§ **DESCRIPTION OF THE TASK**
From the records, return each line that has the word "world" in it.

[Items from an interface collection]
▼▼▼
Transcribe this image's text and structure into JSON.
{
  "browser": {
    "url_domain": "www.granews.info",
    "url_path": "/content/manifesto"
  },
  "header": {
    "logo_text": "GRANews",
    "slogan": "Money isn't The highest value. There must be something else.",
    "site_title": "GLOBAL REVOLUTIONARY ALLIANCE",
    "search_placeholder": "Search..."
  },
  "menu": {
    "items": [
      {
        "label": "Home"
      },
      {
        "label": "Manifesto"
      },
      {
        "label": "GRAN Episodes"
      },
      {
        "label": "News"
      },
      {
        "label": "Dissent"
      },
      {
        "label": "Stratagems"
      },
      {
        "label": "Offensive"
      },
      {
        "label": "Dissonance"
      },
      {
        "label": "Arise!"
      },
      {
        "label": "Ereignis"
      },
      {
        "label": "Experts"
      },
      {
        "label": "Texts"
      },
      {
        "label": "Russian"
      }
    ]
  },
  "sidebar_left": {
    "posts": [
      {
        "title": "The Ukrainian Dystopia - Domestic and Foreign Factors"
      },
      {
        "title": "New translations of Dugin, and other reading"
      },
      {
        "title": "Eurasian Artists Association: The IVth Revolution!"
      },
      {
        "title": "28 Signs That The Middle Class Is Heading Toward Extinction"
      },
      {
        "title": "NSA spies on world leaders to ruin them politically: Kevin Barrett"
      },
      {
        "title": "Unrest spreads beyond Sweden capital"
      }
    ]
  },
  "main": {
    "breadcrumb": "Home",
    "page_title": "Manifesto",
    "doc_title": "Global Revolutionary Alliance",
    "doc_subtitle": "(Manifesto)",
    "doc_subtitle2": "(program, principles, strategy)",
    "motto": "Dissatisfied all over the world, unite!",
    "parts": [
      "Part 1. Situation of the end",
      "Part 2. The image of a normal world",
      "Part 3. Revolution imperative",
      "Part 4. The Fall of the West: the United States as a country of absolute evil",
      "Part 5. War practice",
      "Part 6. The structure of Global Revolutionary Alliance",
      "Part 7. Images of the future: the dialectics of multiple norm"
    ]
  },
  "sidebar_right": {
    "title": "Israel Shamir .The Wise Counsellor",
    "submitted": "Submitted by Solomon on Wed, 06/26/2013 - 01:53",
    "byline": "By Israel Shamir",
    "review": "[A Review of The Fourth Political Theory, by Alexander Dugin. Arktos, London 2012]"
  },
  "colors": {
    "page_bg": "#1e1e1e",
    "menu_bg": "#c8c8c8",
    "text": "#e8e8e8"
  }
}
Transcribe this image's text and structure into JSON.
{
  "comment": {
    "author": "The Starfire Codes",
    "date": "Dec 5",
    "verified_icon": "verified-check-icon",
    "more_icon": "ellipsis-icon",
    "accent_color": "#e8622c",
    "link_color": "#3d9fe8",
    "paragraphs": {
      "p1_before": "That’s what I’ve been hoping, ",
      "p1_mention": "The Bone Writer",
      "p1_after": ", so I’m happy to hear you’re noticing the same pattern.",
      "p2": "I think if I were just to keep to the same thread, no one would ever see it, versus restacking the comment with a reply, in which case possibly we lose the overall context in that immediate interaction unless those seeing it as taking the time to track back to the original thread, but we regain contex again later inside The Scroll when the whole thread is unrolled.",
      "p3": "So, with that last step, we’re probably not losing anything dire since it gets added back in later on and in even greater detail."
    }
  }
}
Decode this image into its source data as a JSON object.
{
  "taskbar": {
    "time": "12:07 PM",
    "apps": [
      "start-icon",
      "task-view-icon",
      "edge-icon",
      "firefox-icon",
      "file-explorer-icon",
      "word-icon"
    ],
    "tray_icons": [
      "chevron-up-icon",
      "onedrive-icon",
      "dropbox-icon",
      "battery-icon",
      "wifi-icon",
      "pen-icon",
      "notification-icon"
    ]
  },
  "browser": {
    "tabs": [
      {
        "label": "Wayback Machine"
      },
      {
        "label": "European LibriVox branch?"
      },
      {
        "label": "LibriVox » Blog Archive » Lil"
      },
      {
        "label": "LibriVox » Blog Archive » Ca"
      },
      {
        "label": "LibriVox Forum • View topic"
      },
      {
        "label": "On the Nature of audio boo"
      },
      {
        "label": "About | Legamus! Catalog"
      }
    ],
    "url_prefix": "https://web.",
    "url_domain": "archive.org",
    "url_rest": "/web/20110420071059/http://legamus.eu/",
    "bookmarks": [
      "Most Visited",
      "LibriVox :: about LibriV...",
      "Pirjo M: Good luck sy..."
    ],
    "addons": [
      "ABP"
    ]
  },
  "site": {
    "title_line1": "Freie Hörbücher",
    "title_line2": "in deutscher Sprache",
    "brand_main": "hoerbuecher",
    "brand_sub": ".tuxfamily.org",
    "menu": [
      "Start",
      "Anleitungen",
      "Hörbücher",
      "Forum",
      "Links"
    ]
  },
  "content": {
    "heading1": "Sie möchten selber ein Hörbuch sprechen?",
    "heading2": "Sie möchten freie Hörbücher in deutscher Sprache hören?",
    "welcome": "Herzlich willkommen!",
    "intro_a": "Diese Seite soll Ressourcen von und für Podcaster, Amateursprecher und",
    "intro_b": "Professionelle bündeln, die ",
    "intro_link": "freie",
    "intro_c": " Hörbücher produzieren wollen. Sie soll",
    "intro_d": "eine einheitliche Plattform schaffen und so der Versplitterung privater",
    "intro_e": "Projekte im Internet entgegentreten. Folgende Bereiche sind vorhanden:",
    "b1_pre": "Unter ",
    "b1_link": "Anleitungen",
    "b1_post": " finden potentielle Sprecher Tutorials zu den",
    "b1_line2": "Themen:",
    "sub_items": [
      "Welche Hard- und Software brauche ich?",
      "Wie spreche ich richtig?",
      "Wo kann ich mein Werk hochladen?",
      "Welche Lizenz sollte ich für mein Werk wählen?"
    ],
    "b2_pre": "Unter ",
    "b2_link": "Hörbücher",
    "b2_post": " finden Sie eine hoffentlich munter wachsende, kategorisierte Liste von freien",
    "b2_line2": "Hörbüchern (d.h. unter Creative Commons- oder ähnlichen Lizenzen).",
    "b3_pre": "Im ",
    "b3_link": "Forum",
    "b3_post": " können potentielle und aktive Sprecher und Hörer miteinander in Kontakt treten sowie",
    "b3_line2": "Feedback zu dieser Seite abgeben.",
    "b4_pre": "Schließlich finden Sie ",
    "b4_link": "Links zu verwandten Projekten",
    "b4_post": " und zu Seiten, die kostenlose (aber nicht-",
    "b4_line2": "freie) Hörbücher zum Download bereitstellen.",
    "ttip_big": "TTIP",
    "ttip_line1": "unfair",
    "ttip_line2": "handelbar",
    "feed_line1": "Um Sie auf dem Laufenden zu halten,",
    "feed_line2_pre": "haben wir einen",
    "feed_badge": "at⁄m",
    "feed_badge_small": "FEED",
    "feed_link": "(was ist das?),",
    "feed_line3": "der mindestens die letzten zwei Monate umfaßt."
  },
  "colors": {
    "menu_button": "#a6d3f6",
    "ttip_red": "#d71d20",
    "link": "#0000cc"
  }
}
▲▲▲
§ **EXPECTED OUTPUT**
        "title": "NSA spies on world leaders to ruin them politically: Kevin Barrett"
    "motto": "Dissatisfied all over the world, unite!",
      "Part 2. The image of a normal world",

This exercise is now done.